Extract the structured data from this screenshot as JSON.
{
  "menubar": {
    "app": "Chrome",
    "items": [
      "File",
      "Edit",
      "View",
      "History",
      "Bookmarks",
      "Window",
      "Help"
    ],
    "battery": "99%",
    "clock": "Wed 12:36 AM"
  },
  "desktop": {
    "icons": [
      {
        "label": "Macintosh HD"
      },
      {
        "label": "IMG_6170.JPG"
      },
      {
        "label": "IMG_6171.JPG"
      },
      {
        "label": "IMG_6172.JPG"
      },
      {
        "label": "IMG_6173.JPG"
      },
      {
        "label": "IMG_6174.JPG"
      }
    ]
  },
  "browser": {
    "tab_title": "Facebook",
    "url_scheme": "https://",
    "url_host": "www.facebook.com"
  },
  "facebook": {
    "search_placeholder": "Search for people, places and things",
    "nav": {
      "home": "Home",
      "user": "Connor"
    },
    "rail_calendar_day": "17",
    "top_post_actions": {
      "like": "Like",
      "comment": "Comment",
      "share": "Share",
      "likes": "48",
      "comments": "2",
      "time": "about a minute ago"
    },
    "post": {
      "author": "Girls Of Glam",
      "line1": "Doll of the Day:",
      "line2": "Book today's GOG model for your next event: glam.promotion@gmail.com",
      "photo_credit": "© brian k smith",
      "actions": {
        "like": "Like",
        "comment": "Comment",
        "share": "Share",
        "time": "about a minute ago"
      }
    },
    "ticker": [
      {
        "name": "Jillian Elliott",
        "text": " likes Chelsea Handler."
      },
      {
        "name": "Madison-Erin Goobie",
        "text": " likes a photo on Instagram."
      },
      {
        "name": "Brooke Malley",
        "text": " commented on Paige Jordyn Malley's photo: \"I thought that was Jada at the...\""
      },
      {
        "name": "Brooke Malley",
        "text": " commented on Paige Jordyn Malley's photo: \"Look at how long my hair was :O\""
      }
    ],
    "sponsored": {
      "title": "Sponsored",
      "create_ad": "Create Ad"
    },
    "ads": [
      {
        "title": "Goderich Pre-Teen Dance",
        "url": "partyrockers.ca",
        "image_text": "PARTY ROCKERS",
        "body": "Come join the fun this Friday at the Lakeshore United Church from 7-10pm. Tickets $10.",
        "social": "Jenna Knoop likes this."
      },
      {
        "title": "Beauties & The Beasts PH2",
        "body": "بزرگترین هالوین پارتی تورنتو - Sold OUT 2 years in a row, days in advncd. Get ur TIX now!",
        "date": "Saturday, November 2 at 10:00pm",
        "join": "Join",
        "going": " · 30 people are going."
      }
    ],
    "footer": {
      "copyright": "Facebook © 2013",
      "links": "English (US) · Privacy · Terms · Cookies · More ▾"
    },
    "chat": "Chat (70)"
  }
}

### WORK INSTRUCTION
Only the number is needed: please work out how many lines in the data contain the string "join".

### REPLY TO THE EXERCISE
2